The Legacy of 9/11

Virginia state Senator Mark Obenshain:
"I remember where I was when the Twin Towers fell..."

After an event so devastating, the memory is seared into our consciousness. Like pivotal events before it, most of us can recall where we were when we realized that America was under attack.

Yet for many millions of Americans, the horror of September 11th is just a vague memory. For forty million, the attacks of September 11th are purely historical - something that happened before they were even born.

A great nation is not felled by a blow like the September 11th attacks. A great nation is not cowed. That's why, on the tenth anniversary, we go about our daily lives. The terrorists failed; we go on.

But still, we pause to reflect.

Ten years ago, we watched in shock as the Twin Towers crumbled and a dark veil of dust descended upon Manhattan. The hole in the New York City skyline mirrored the raw hole in our nation's soul.

We watched, shaken, as our enemies brought war to us. Closer to home, we watched, stunned, as a plane breached a wing of the Pentagon, and we mourned again, as a fourth plane crashed in a Pennsylvania field. We could only imagine the terrible loss of life. As a nation, we dropped to our knees that day. For a few fleeting moments, all of our differences vanished as we came together in prayer and in mourning.

And then, as a nation, we got off our knees and set to work, steeled in our resolve. Over three thousand lives were lost that fateful day, and we mourn them still.

But as a nation, we also stand tall, proud that those forty million Americans born after September 11th were born into a country not that different than the one of September 10th. Changed, certainly - how could we not be? But not broken, not cowed. We owe those who lost their lives so much more than that.

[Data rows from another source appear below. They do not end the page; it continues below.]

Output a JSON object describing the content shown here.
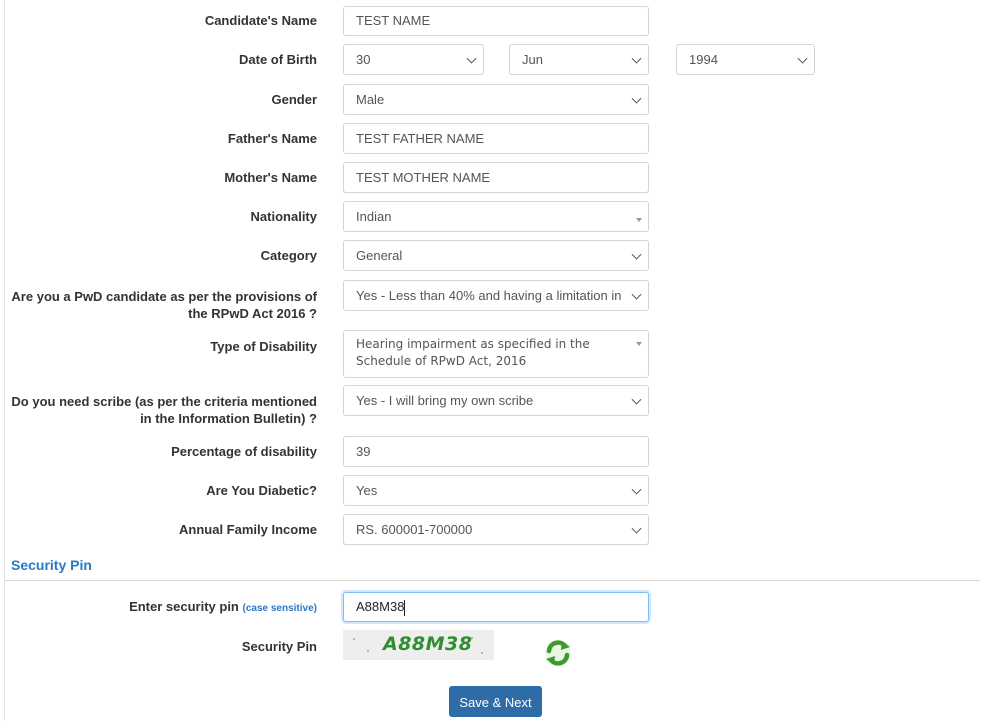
{
  "form": {
    "candidate_name": {
      "label": "Candidate's Name",
      "value": "TEST NAME"
    },
    "dob": {
      "label": "Date of Birth",
      "day": "30",
      "month": "Jun",
      "year": "1994"
    },
    "gender": {
      "label": "Gender",
      "value": "Male"
    },
    "father_name": {
      "label": "Father's Name",
      "value": "TEST FATHER NAME"
    },
    "mother_name": {
      "label": "Mother's Name",
      "value": "TEST MOTHER NAME"
    },
    "nationality": {
      "label": "Nationality",
      "value": "Indian"
    },
    "category": {
      "label": "Category",
      "value": "General"
    },
    "pwd": {
      "label_line1": "Are you a PwD candidate as per the provisions of",
      "label_line2": "the RPwD Act 2016 ?",
      "value": "Yes - Less than 40% and having a limitation in"
    },
    "disability_type": {
      "label": "Type of Disability",
      "value_line1": "Hearing impairment as specified in the",
      "value_line2": "Schedule of RPwD Act, 2016"
    },
    "scribe": {
      "label_line1": "Do you need scribe (as per the criteria mentioned",
      "label_line2": "in the Information Bulletin) ?",
      "value": "Yes - I will bring my own scribe"
    },
    "disability_percentage": {
      "label": "Percentage of disability",
      "value": "39"
    },
    "diabetic": {
      "label": "Are You Diabetic?",
      "value": "Yes"
    },
    "income": {
      "label": "Annual Family Income",
      "value": "RS. 600001-700000"
    }
  },
  "security": {
    "section_title": "Security Pin",
    "enter_label": "Enter security pin",
    "case_hint": "(case sensitive)",
    "entered_value": "A88M38",
    "pin_label": "Security Pin",
    "captcha_text": "A88M38"
  },
  "actions": {
    "save_next": "Save & Next"
  },
  "icons": {
    "refresh": "refresh-icon",
    "dropdown": "chevron-down-icon"
  },
  "colors": {
    "accent": "#2b78c5",
    "button": "#2e6ca8",
    "captcha_text": "#2f8f2f"
  }
}
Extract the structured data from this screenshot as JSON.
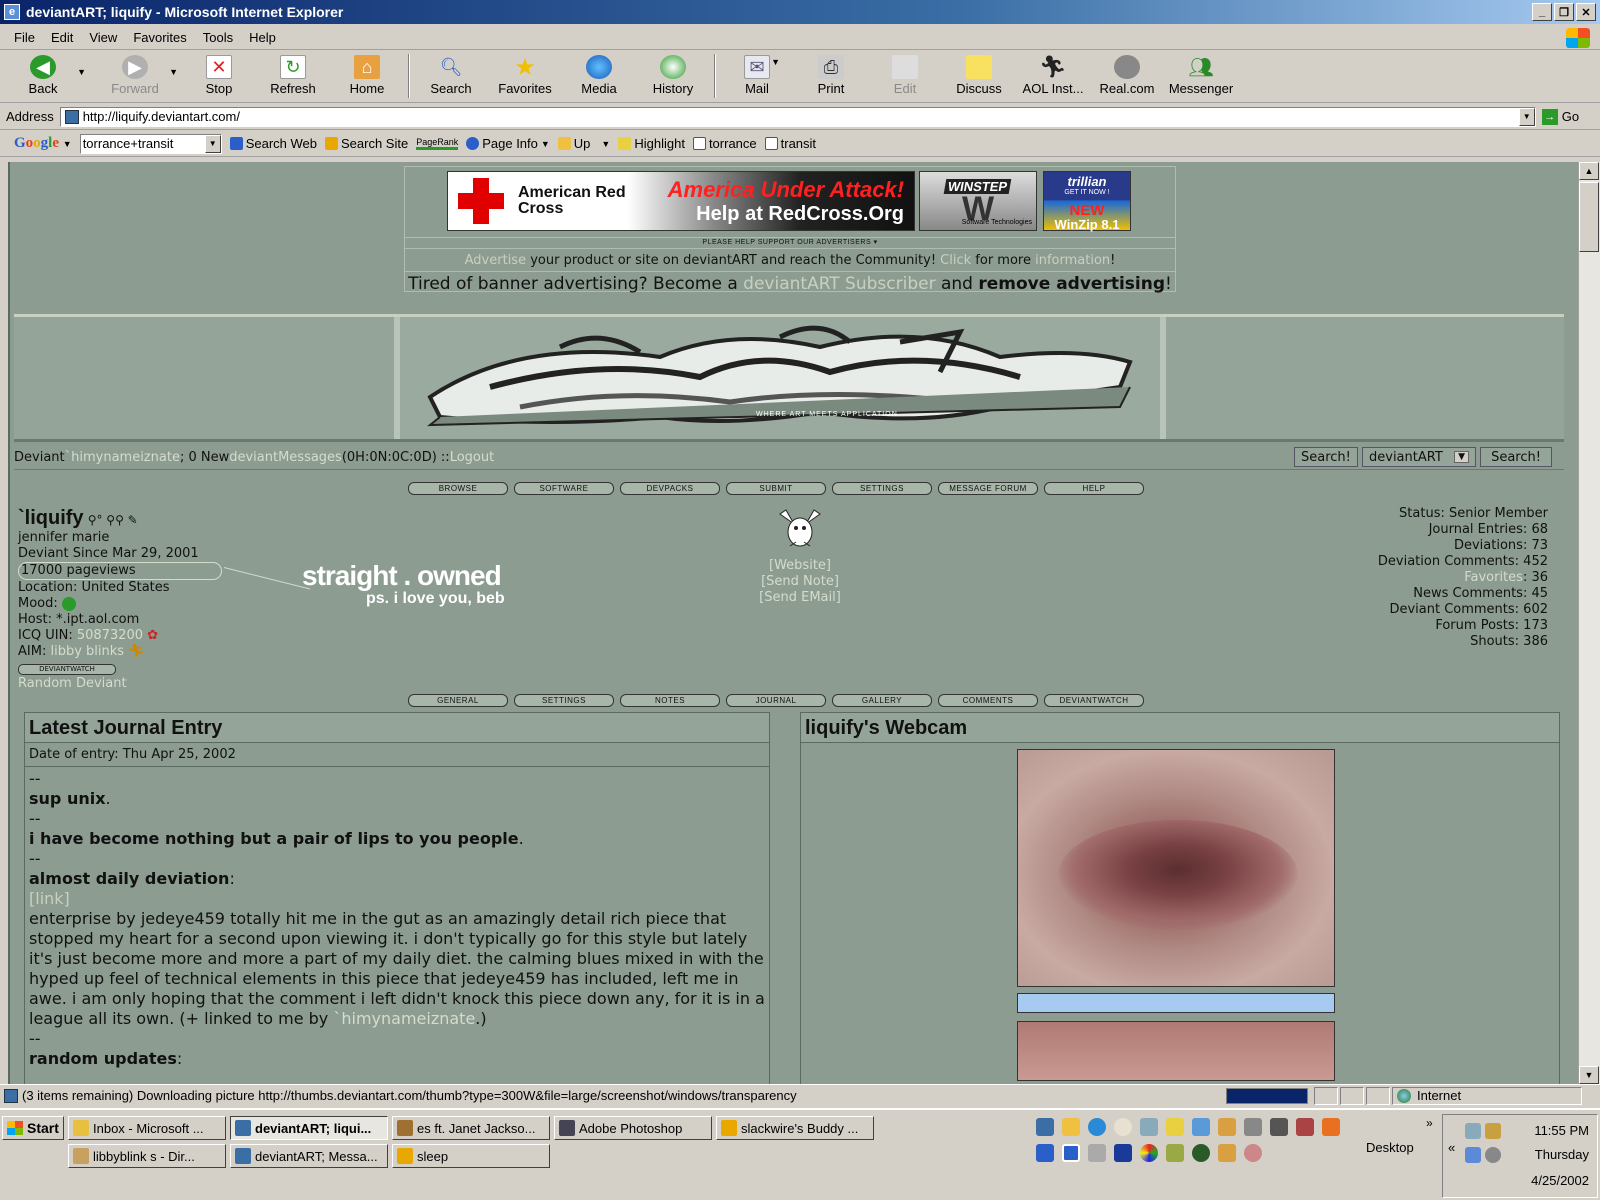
{
  "window": {
    "title": "deviantART; liquify - Microsoft Internet Explorer"
  },
  "menu": [
    "File",
    "Edit",
    "View",
    "Favorites",
    "Tools",
    "Help"
  ],
  "toolbar": {
    "back": "Back",
    "forward": "Forward",
    "stop": "Stop",
    "refresh": "Refresh",
    "home": "Home",
    "search": "Search",
    "favorites": "Favorites",
    "media": "Media",
    "history": "History",
    "mail": "Mail",
    "print": "Print",
    "edit": "Edit",
    "discuss": "Discuss",
    "aol": "AOL Inst...",
    "real": "Real.com",
    "messenger": "Messenger"
  },
  "address": {
    "label": "Address",
    "url": "http://liquify.deviantart.com/",
    "go": "Go"
  },
  "google": {
    "logo_parts": [
      "G",
      "o",
      "o",
      "g",
      "l",
      "e"
    ],
    "query": "torrance+transit",
    "search_web": "Search Web",
    "search_site": "Search Site",
    "pagerank": "PageRank",
    "page_info": "Page Info",
    "up": "Up",
    "highlight": "Highlight",
    "word1": "torrance",
    "word2": "transit"
  },
  "ads": {
    "redcross_name": "American Red Cross",
    "redcross_line1": "America Under Attack!",
    "redcross_line2": "Help at RedCross.Org",
    "winstep": "WINSTEP",
    "winstep_sub": "Software Technologies",
    "trillian": "trillian",
    "trillian_get": "GET IT NOW !",
    "winzip_new": "NEW",
    "winzip": "WinZip 8.1",
    "support": "PLEASE HELP SUPPORT OUR ADVERTISERS",
    "line1_advertise": "Advertise",
    "line1_mid": " your product or site on deviantART and reach the Community! ",
    "line1_click": "Click",
    "line1_formore": " for more ",
    "line1_info": "information",
    "line2_a": "Tired of banner advertising? Become a ",
    "line2_link": "deviantART Subscriber",
    "line2_b": " and ",
    "line2_bold": "remove advertising",
    "line2_c": "!"
  },
  "header": {
    "logo_tag": "WHERE  ART  MEETS  APPLICATION"
  },
  "deviantbar": {
    "prefix": "Deviant ",
    "user": "`himynameiznate",
    "mid": "; 0 New ",
    "messages": "deviantMessages",
    "counts": " (0H:0N:0C:0D) :: ",
    "logout": "Logout",
    "search_btn": "Search!",
    "search_scope": "deviantART",
    "search_btn2": "Search!"
  },
  "nav": [
    "BROWSE",
    "SOFTWARE",
    "DEVPACKS",
    "SUBMIT",
    "SETTINGS",
    "MESSAGE FORUM",
    "HELP"
  ],
  "profile": {
    "username": "`liquify",
    "realname": "jennifer marie",
    "since": "Deviant Since Mar 29, 2001",
    "pageviews": "17000 pageviews",
    "location": "Location: United States",
    "mood": "Mood:",
    "host": "Host: *.ipt.aol.com",
    "icq_label": "ICQ UIN: ",
    "icq": "50873200",
    "aim_label": "AIM: ",
    "aim": "libby blinks",
    "devwatch": "DEVIANTWATCH",
    "random": "Random Deviant",
    "tagline": "straight . owned",
    "tagline2": "ps. i love you, beb"
  },
  "links": {
    "website": "[Website]",
    "note": "[Send Note]",
    "email": "[Send EMail]"
  },
  "stats": {
    "status": "Status: Senior Member",
    "journal": "Journal Entries: 68",
    "deviations": "Deviations: 73",
    "dev_comments": "Deviation Comments: 452",
    "favorites_label": "Favorites",
    "favorites": ": 36",
    "news": "News Comments: 45",
    "deviant_comments": "Deviant Comments: 602",
    "forum": "Forum Posts: 173",
    "shouts": "Shouts: 386"
  },
  "subnav": [
    "GENERAL",
    "SETTINGS",
    "NOTES",
    "JOURNAL",
    "GALLERY",
    "COMMENTS",
    "DEVIANTWATCH"
  ],
  "journal": {
    "title": "Latest Journal Entry",
    "date": "Date of entry: Thu Apr 25, 2002",
    "dash": "--",
    "h1": "sup unix",
    "h2": "i have become nothing but a pair of lips to you people",
    "h3": "almost daily deviation",
    "link": "[link]",
    "para": "enterprise by jedeye459 totally hit me in the gut as an amazingly detail rich piece that stopped my heart for a second upon viewing it. i don't typically go for this style but lately it's just become more and more a part of my daily diet. the calming blues mixed in with the hyped up feel of technical elements in this piece that jedeye459 has included, left me in awe. i am only hoping that the comment i left didn't knock this piece down any, for it is in a league all its own. (+ linked to me by ",
    "para_link": "`himynameiznate",
    "para_end": ".)",
    "h4": "random updates"
  },
  "webcam": {
    "title": "liquify's Webcam"
  },
  "statusbar": {
    "text": "(3 items remaining) Downloading picture http://thumbs.deviantart.com/thumb?type=300W&file=large/screenshot/windows/transparency",
    "zone": "Internet"
  },
  "taskbar": {
    "start": "Start",
    "tasks": [
      "Inbox - Microsoft ...",
      "deviantART; liqui...",
      "es ft. Janet Jackso...",
      "Adobe Photoshop",
      "slackwire's Buddy ...",
      "libbyblink    s - Dir...",
      "deviantART; Messa...",
      "sleep"
    ],
    "desktop": "Desktop",
    "time": "11:55 PM",
    "day": "Thursday",
    "date": "4/25/2002"
  }
}
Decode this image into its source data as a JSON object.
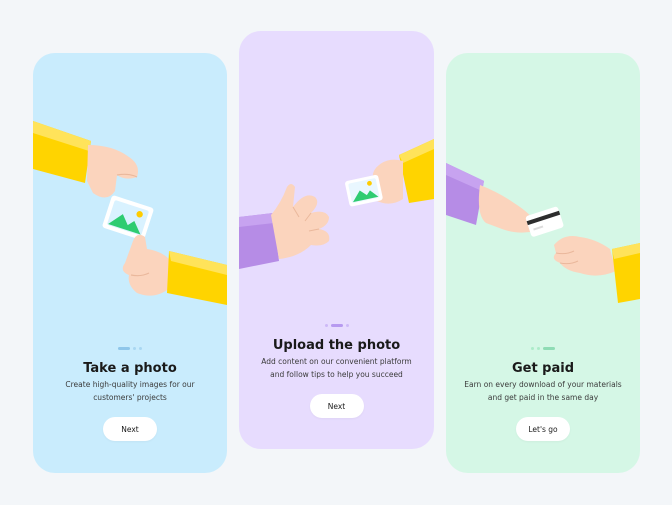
{
  "screens": [
    {
      "title": "Take a photo",
      "description_line1": "Create high-quality images for our",
      "description_line2": "customers' projects",
      "button_label": "Next",
      "active_step": 1,
      "background": "#c9ecfd",
      "dot_active_color": "#8fc6ea",
      "dot_color": "#a9d7f2"
    },
    {
      "title": "Upload the photo",
      "description_line1": "Add content on our convenient platform",
      "description_line2": "and follow tips to help you succeed",
      "button_label": "Next",
      "active_step": 2,
      "background": "#e7dcfe",
      "dot_active_color": "#b79af0",
      "dot_color": "#cdb9f7"
    },
    {
      "title": "Get paid",
      "description_line1": "Earn on every download of your materials",
      "description_line2": "and get paid in the same day",
      "button_label": "Let's go",
      "active_step": 3,
      "background": "#d5f7e6",
      "dot_active_color": "#8fdcb5",
      "dot_color": "#acebc9"
    }
  ],
  "total_steps": 3,
  "colors": {
    "skin": "#fbd4bd",
    "sleeve_yellow": "#ffd400",
    "sleeve_purple": "#b68ce6",
    "photo_green": "#2ecc71",
    "photo_sun": "#ffcc00"
  }
}
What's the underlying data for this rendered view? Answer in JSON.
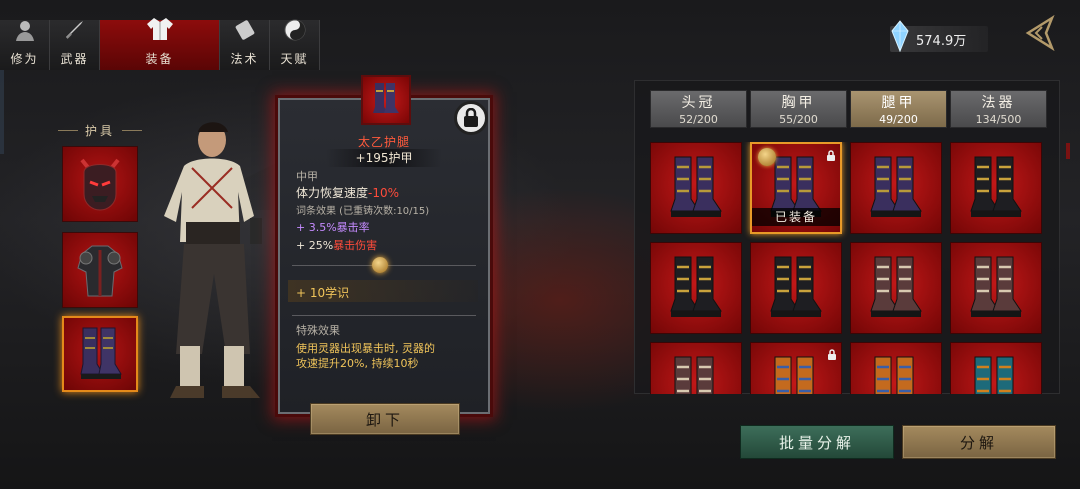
{
  "top_tabs": [
    {
      "label": "修为",
      "icon": "portrait-icon",
      "active": false
    },
    {
      "label": "武器",
      "icon": "sword-icon",
      "active": false
    },
    {
      "label": "装备",
      "icon": "robe-icon",
      "active": true
    },
    {
      "label": "法术",
      "icon": "scroll-icon",
      "active": false
    },
    {
      "label": "天赋",
      "icon": "yin-yang-icon",
      "active": false
    }
  ],
  "currency": {
    "amount": "574.9万",
    "icon": "crystal-gem-icon"
  },
  "armor_slots": {
    "label": "护具",
    "slots": [
      {
        "icon": "demon-mask-icon",
        "selected": false
      },
      {
        "icon": "chest-armor-icon",
        "selected": false
      },
      {
        "icon": "boots-icon",
        "selected": true
      }
    ]
  },
  "item": {
    "name": "太乙护腿",
    "armor": "+195护甲",
    "grade": "中甲",
    "stat_label": "体力恢复速度",
    "stat_value": "-10%",
    "affix_title": "词条效果  (已重铸次数:10/15)",
    "affix_1": "+ 3.5%暴击率",
    "affix_2_prefix": "+ 25%",
    "affix_2_suffix": "暴击伤害",
    "xueshi": "+ 10学识",
    "special_title": "特殊效果",
    "special_line_1": "使用灵器出现暴击时, 灵器的",
    "special_line_2": "攻速提升20%, 持续10秒",
    "unequip_label": "卸下"
  },
  "inventory_tabs": [
    {
      "label": "头冠",
      "count": "52/200",
      "active": false
    },
    {
      "label": "胸甲",
      "count": "55/200",
      "active": false
    },
    {
      "label": "腿甲",
      "count": "49/200",
      "active": true
    },
    {
      "label": "法器",
      "count": "134/500",
      "active": false
    }
  ],
  "inventory_items": [
    {
      "type": "purple-boots",
      "equipped": false,
      "locked": false
    },
    {
      "type": "purple-boots",
      "equipped": true,
      "locked": true,
      "label": "已装备"
    },
    {
      "type": "purple-boots",
      "equipped": false,
      "locked": false
    },
    {
      "type": "black-gold-boots",
      "equipped": false,
      "locked": false
    },
    {
      "type": "black-gold-boots",
      "equipped": false,
      "locked": false
    },
    {
      "type": "black-gold-boots",
      "equipped": false,
      "locked": false
    },
    {
      "type": "red-bandaged-boots",
      "equipped": false,
      "locked": false
    },
    {
      "type": "red-bandaged-boots",
      "equipped": false,
      "locked": false
    },
    {
      "type": "red-bandaged-boots",
      "equipped": false,
      "locked": false
    },
    {
      "type": "orange-blue-boots",
      "equipped": false,
      "locked": true
    },
    {
      "type": "orange-blue-boots",
      "equipped": false,
      "locked": false
    },
    {
      "type": "teal-orange-boots",
      "equipped": false,
      "locked": false
    }
  ],
  "equipped_label": "已装备",
  "buttons": {
    "batch_dismantle": "批量分解",
    "dismantle": "分解"
  },
  "colors": {
    "accent_red": "#b31414",
    "equipped_border": "#e89a28",
    "tab_active": "#8d0c0c",
    "green_button": "#3d6e5a",
    "tan_button": "#a48a5e"
  }
}
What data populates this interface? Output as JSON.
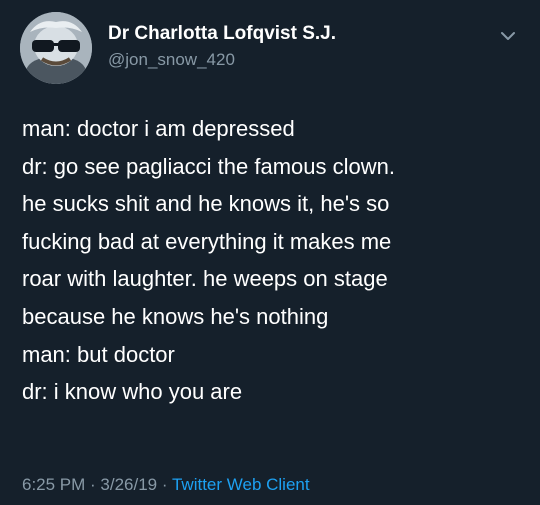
{
  "author": {
    "display_name": "Dr Charlotta Lofqvist S.J.",
    "handle": "@jon_snow_420",
    "avatar_icon": "avatar-image"
  },
  "tweet": {
    "lines": [
      "man: doctor i am depressed",
      "dr: go see pagliacci the famous clown.",
      "he sucks shit and he knows it, he's so",
      "fucking bad at everything it makes me",
      "roar with laughter. he weeps on stage",
      "because he knows he's nothing",
      "man: but doctor",
      "dr: i know who you are"
    ]
  },
  "meta": {
    "time": "6:25 PM",
    "separator": " · ",
    "date": "3/26/19",
    "client": "Twitter Web Client"
  },
  "colors": {
    "background": "#15202b",
    "text": "#ffffff",
    "secondary": "#8899a6",
    "link": "#1da1f2"
  },
  "icons": {
    "menu": "chevron-down-icon"
  }
}
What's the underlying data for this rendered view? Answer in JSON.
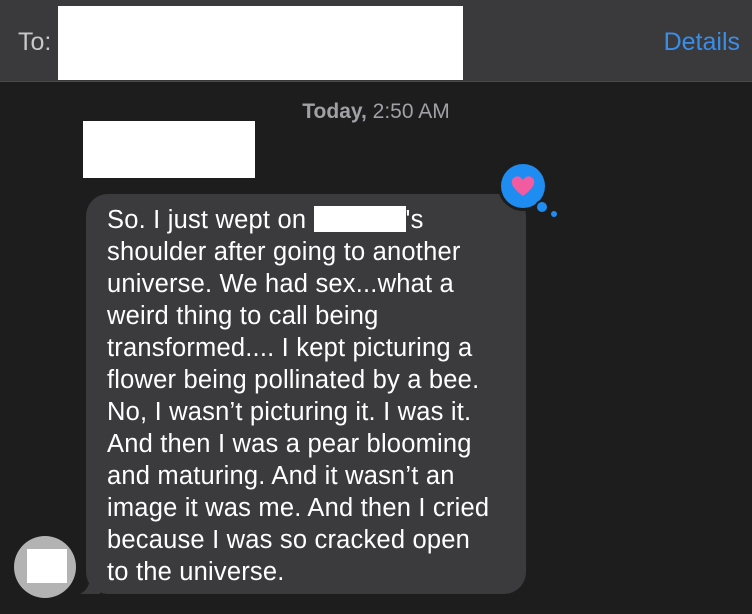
{
  "header": {
    "to_label": "To:",
    "details_label": "Details"
  },
  "conversation": {
    "timestamp_day": "Today,",
    "timestamp_time": "2:50 AM"
  },
  "message": {
    "text_before_redaction": "So. I just wept on ",
    "text_after_redaction": "'s\nshoulder after going to another\nuniverse. We had sex...what a\nweird thing to call being\ntransformed.... I kept picturing a\nflower being pollinated by a bee.\nNo, I wasn’t picturing it. I was it.\nAnd then I was a pear blooming\nand maturing. And it wasn’t an\nimage it was me. And then I cried\nbecause I was so cracked open\nto the universe.",
    "reaction_icon": "heart-reaction-icon"
  },
  "colors": {
    "background": "#1d1d1d",
    "header_bg": "#3a3a3c",
    "bubble_bg": "#3b3b3d",
    "accent_blue": "#3b8ee8",
    "heart_pink": "#f25ba0",
    "reaction_blue": "#1e8cf0"
  }
}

We owe a debt, moreover, to those who serve. In the decade since the September 11th attacks, much has been required of our brave men and women in uniform, and they do our nation great honor. Many have sacrificed - far too many have given their lives - in service to country, so it is fitting that today, we pause to honor those fighting for our freedom, along with the first responders who saved countless lives a decade ago.

To those who lost their lives on September 11th, 2001, and to those who risk their lives to defend us, we owe an America that remains true to her founding principles, for whom liberty is the byword ever and always. We don't always live up to this obligation, as individuals or a nation, but today, let us renew that pledge in solemn tribute. Let it be our enduring memorial.
Well put. Thank you, sir.

* Received via email.